Across the whole listing, copy out every line that includes the string "this".

▸ **The data**
▼

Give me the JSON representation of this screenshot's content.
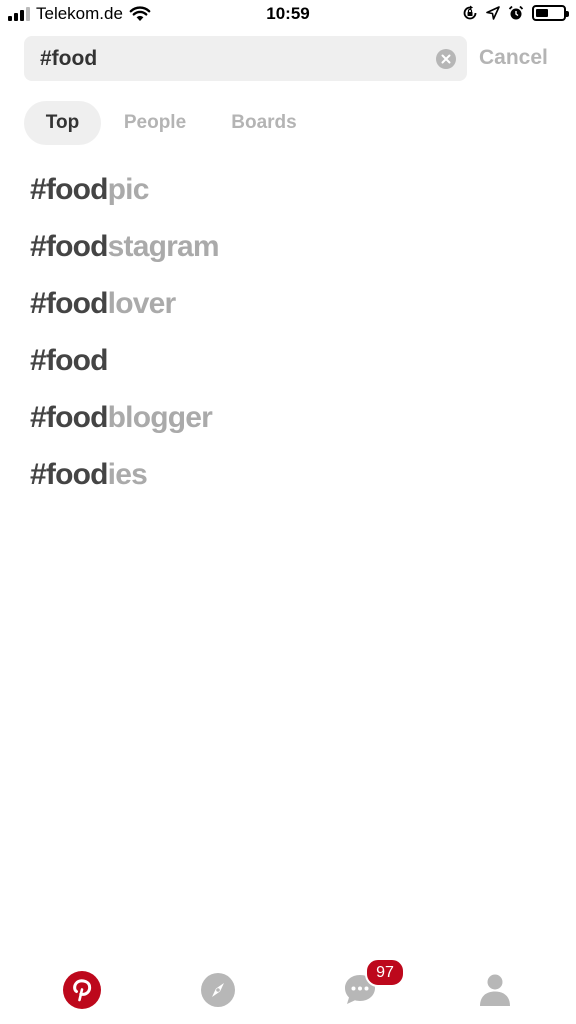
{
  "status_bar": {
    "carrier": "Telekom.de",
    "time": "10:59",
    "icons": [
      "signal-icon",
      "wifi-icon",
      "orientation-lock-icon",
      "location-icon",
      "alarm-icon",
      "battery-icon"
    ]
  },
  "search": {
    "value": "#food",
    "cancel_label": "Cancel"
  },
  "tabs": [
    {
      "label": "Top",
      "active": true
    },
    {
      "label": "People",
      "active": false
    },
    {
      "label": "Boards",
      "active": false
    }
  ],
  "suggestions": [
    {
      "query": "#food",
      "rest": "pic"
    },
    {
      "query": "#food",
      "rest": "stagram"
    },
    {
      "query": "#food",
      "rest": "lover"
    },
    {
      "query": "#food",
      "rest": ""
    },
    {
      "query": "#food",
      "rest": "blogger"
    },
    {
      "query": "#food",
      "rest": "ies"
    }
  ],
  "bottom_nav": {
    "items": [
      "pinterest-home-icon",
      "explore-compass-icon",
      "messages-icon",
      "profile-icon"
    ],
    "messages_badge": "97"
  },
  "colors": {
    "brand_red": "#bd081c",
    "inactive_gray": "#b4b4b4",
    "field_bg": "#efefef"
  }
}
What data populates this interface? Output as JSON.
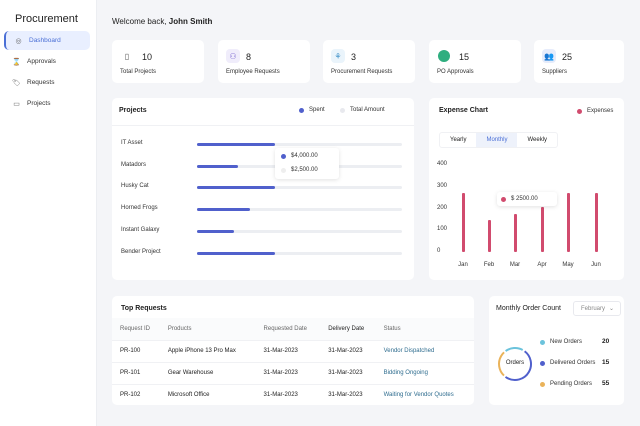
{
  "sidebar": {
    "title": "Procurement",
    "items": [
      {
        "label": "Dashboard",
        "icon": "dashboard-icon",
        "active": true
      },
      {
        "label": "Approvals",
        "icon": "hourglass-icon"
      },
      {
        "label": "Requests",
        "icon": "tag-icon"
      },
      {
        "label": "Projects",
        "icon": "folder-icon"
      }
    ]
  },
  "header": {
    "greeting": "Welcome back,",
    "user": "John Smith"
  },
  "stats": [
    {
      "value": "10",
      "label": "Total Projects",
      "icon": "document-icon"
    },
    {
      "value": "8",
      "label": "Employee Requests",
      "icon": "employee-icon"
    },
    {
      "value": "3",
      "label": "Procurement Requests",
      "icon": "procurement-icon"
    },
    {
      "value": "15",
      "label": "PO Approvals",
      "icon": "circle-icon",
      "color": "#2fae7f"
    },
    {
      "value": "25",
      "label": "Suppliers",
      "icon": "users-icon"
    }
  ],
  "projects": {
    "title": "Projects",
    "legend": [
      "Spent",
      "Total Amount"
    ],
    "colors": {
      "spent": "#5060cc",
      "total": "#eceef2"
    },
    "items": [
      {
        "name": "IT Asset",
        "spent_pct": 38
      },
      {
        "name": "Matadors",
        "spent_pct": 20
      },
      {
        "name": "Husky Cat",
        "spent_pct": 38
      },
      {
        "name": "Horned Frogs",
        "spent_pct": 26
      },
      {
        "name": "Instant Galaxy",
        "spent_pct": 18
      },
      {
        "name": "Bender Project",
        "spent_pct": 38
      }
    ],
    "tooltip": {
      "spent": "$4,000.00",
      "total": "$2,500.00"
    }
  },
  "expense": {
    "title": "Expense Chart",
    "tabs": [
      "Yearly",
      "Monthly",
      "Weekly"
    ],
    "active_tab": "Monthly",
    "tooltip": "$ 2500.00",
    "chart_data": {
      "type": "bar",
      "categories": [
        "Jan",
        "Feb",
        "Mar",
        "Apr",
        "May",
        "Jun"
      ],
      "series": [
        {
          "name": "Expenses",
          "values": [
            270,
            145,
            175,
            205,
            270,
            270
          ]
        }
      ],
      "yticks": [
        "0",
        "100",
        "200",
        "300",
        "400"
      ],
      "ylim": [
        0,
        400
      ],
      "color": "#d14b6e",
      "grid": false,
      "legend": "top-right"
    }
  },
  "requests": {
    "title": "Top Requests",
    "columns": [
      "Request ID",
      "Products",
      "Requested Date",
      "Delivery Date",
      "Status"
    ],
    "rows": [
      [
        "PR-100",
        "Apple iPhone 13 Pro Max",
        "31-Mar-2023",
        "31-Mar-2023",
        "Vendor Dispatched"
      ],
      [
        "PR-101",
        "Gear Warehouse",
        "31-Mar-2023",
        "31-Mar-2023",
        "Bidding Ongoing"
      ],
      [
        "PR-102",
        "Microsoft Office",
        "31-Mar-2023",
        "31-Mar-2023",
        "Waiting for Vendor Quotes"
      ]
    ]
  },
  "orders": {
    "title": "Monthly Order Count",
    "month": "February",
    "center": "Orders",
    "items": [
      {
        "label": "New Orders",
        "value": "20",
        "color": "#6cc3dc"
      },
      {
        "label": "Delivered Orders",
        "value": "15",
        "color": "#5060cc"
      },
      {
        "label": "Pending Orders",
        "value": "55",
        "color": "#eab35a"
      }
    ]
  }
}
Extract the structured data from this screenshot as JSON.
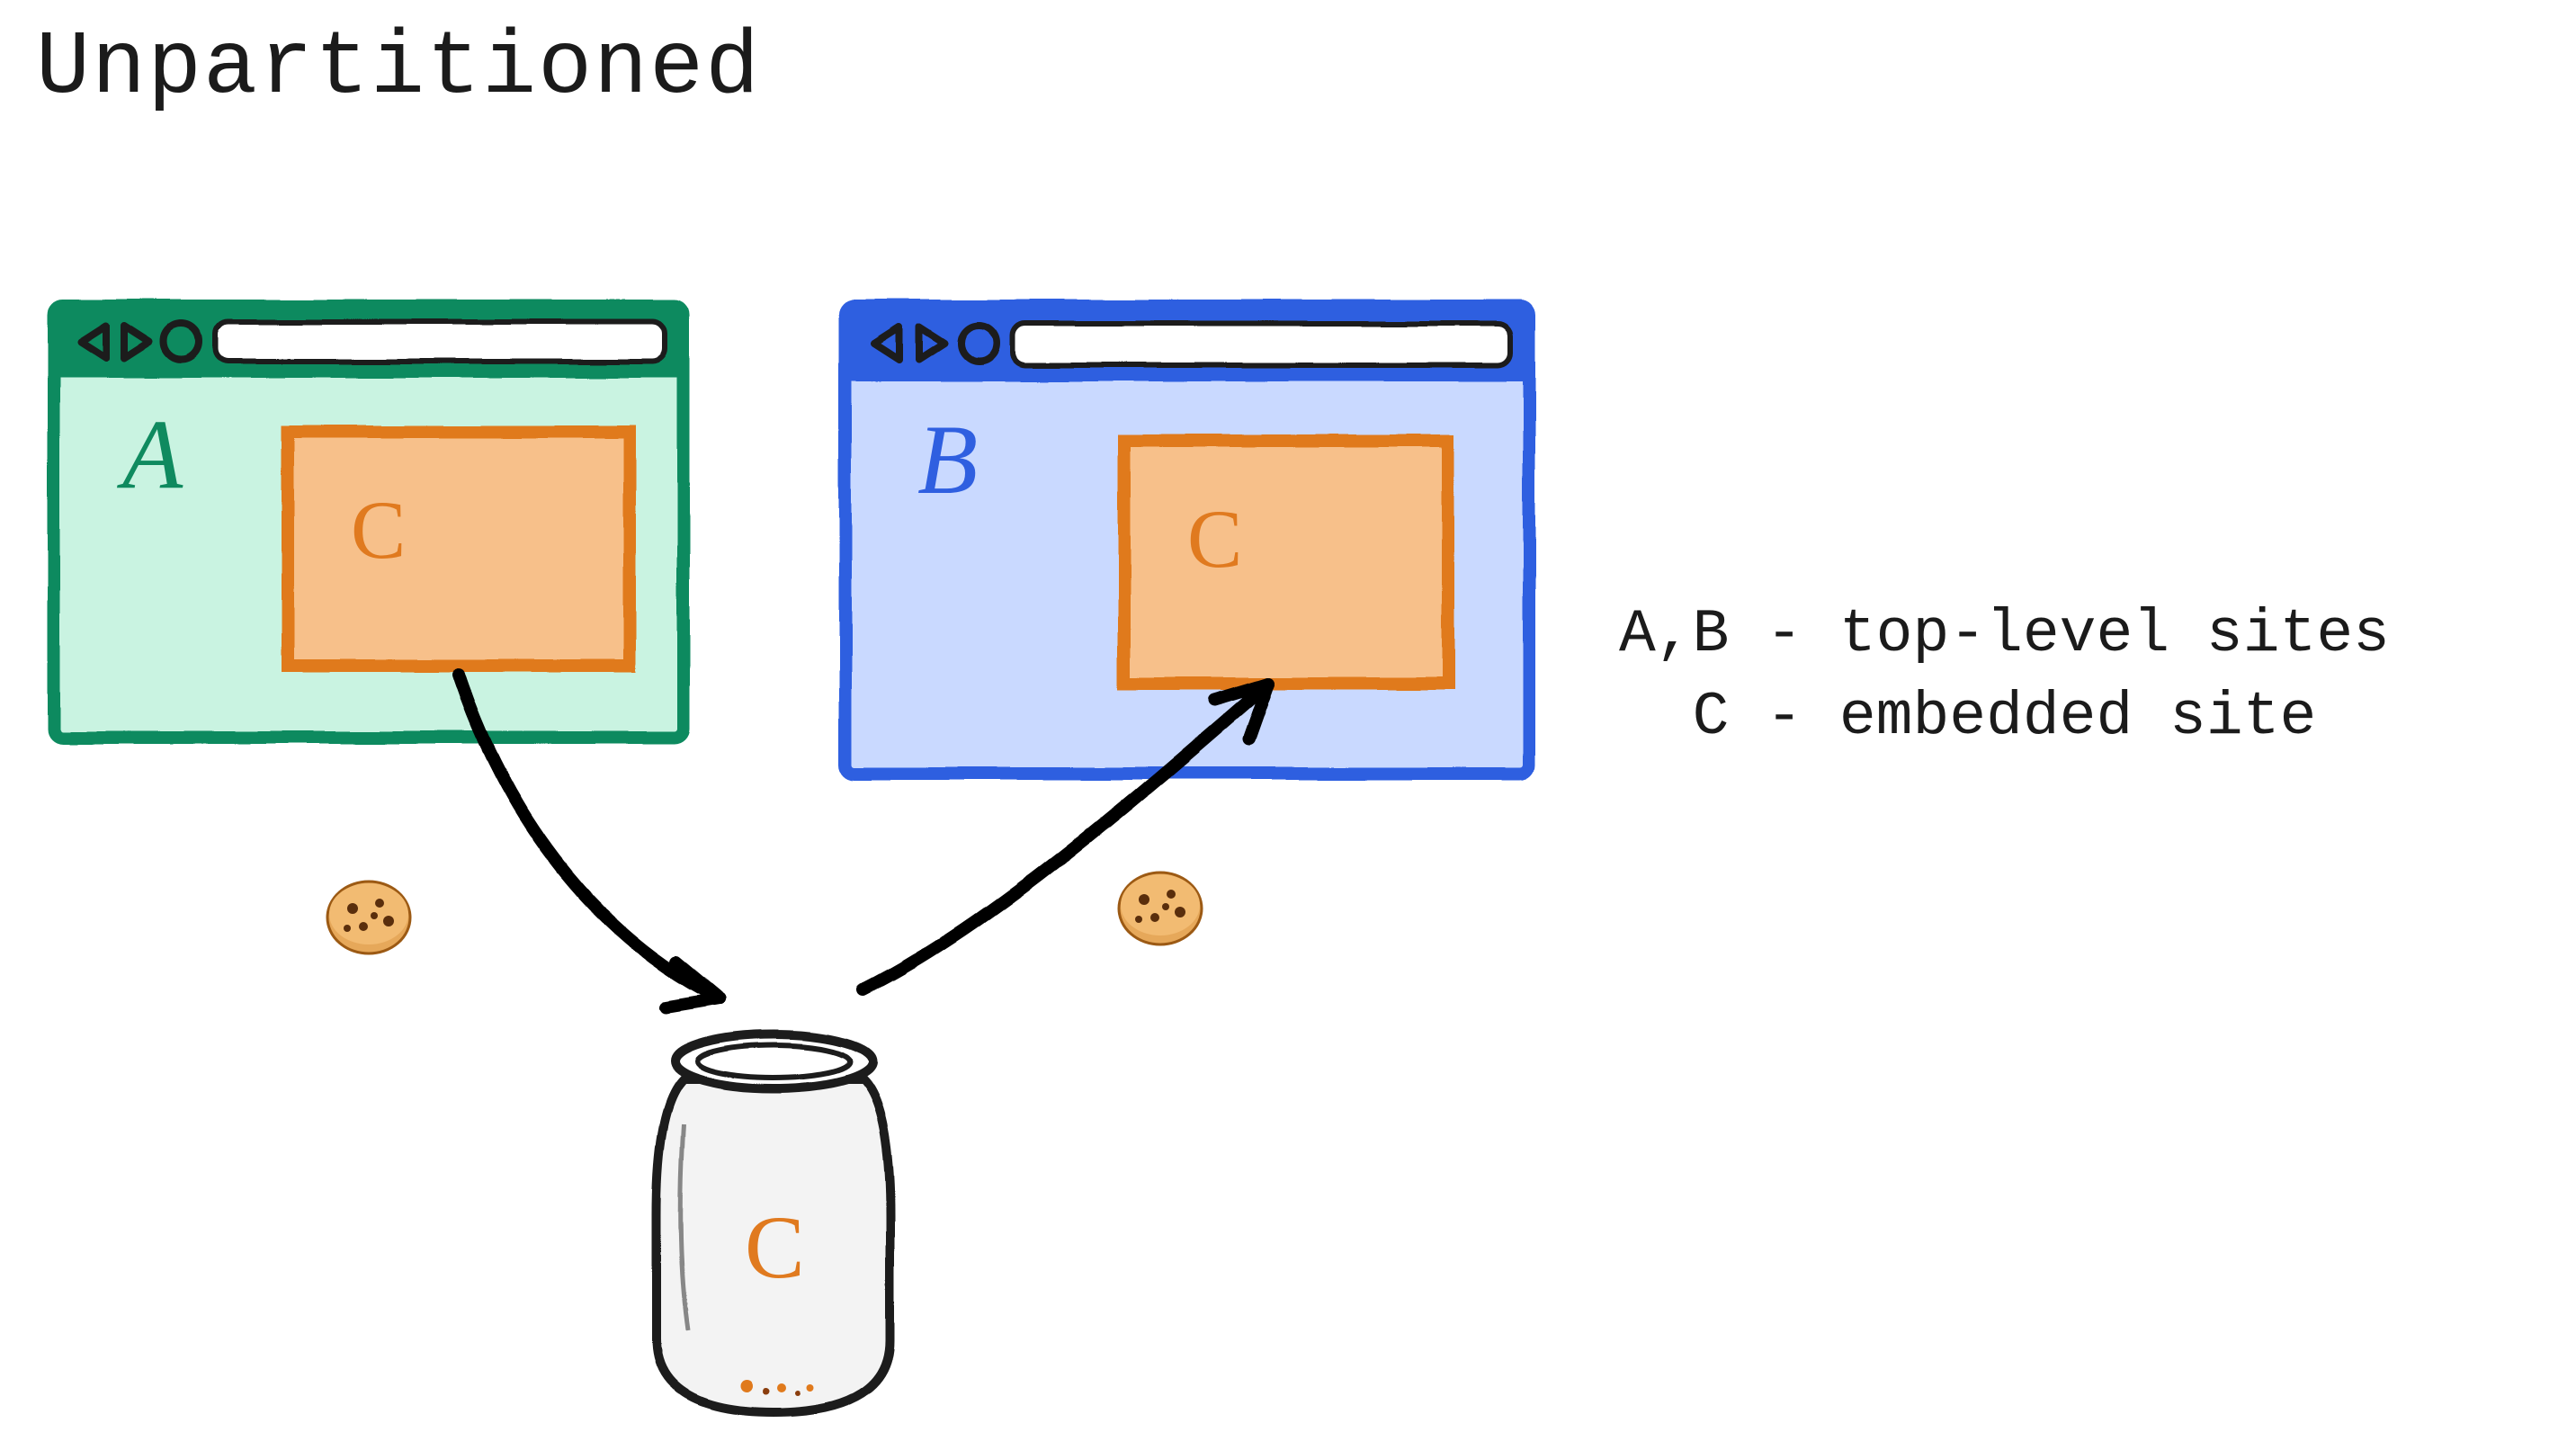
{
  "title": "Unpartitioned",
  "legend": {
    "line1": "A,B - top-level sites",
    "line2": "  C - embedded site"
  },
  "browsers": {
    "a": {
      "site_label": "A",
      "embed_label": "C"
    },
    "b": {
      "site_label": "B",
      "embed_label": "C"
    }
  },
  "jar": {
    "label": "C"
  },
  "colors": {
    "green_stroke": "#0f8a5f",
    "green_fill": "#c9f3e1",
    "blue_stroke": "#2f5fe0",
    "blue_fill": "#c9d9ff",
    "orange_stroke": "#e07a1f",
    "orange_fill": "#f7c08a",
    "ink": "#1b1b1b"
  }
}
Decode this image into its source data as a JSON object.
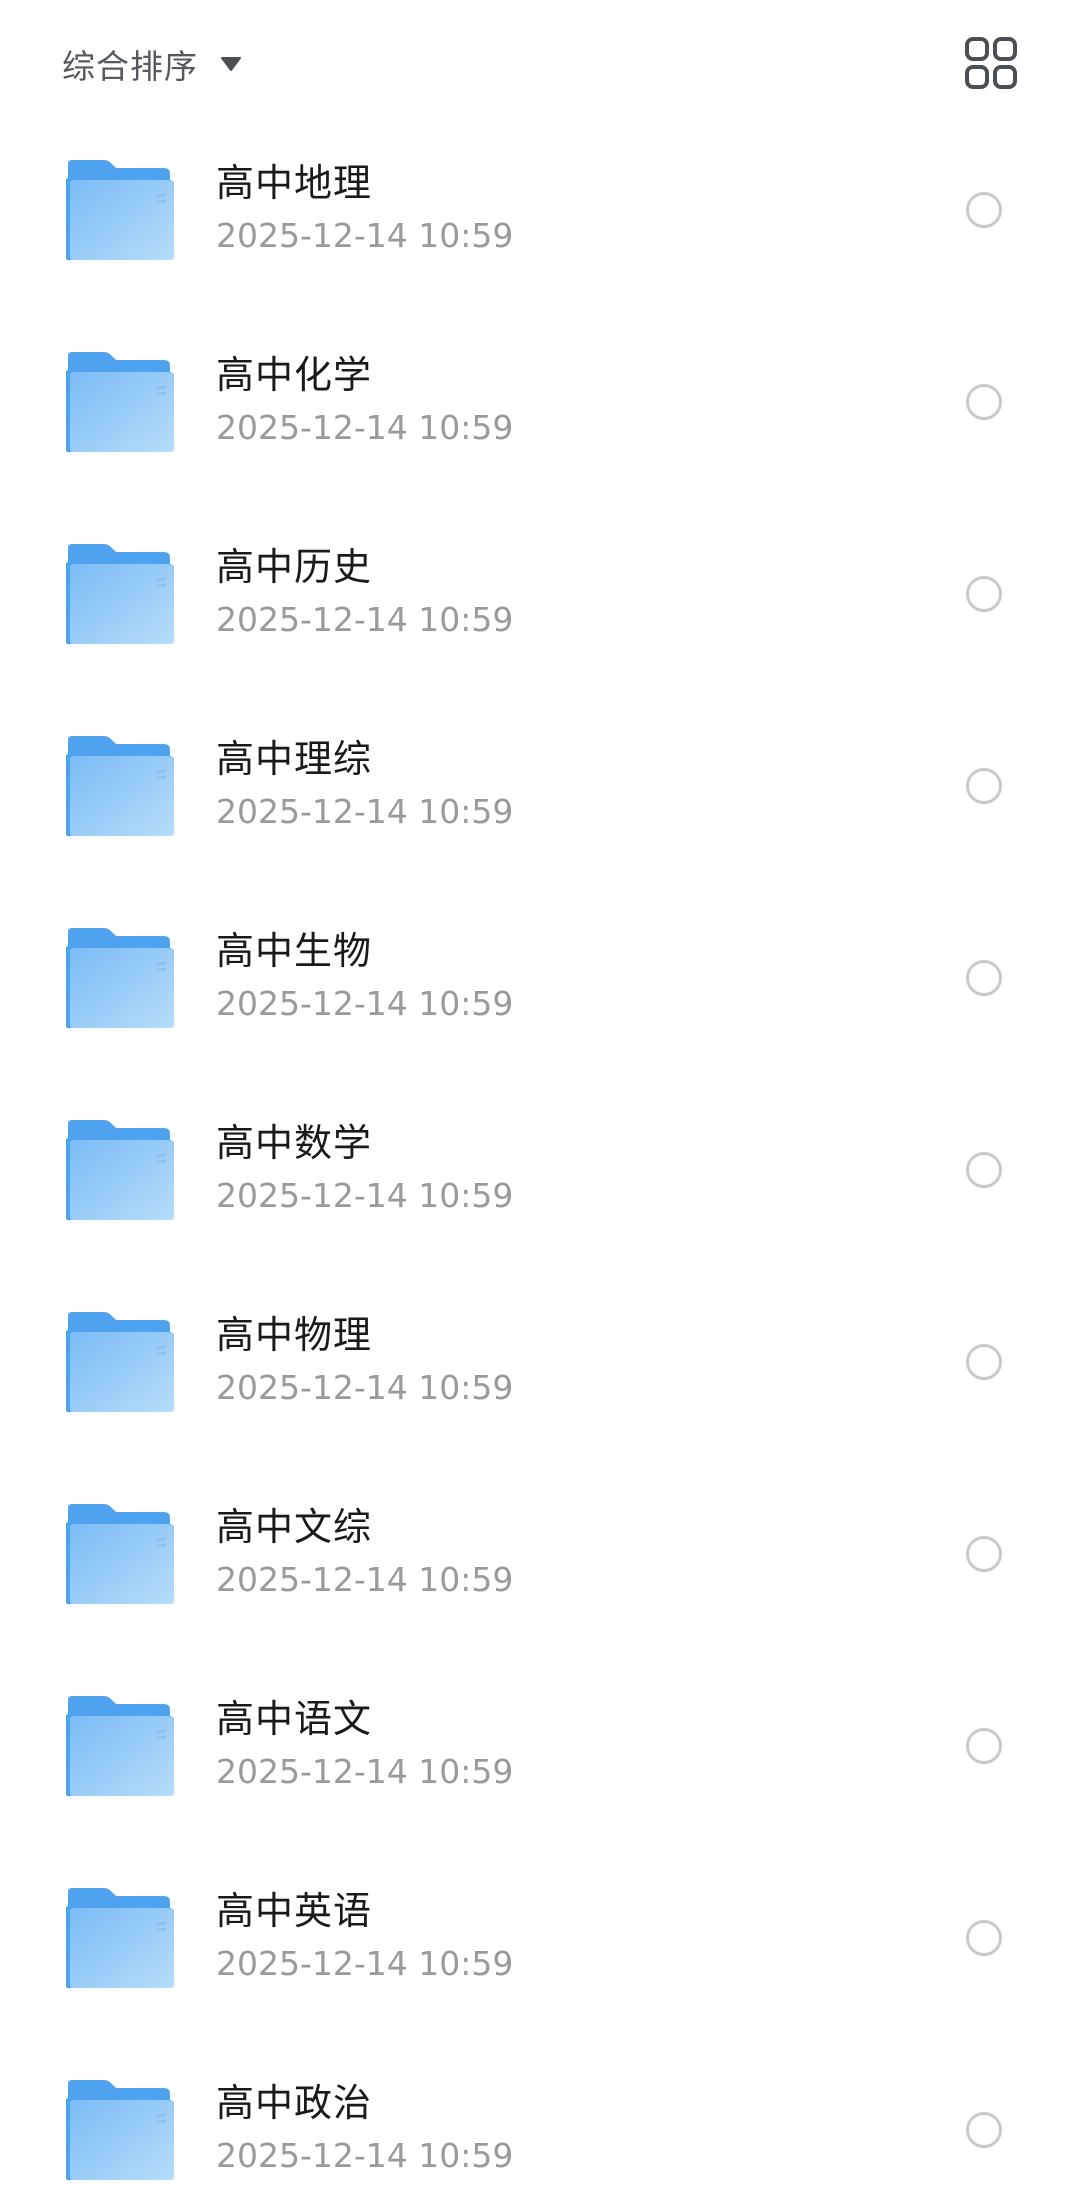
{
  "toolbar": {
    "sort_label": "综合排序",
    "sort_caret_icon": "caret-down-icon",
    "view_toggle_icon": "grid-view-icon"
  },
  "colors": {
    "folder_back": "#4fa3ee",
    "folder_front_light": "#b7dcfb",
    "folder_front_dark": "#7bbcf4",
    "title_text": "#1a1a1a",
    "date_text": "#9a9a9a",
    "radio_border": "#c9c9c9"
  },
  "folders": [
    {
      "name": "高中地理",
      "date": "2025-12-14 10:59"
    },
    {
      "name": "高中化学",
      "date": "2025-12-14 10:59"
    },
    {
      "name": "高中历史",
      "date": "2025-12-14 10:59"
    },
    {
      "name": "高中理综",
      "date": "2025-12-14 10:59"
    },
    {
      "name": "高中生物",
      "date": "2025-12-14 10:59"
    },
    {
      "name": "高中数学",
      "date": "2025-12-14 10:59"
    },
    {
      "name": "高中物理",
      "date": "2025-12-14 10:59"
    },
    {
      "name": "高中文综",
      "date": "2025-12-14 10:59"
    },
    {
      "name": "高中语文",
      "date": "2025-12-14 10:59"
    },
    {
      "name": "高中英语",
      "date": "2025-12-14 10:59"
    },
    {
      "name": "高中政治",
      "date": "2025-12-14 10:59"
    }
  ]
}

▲

▸ **Answer**
Give me the JSON representation of this screenshot's content.
What data populates this interface? Output as JSON.
Extract the structured data from this screenshot as JSON.
Decode this image into its source data as a JSON object.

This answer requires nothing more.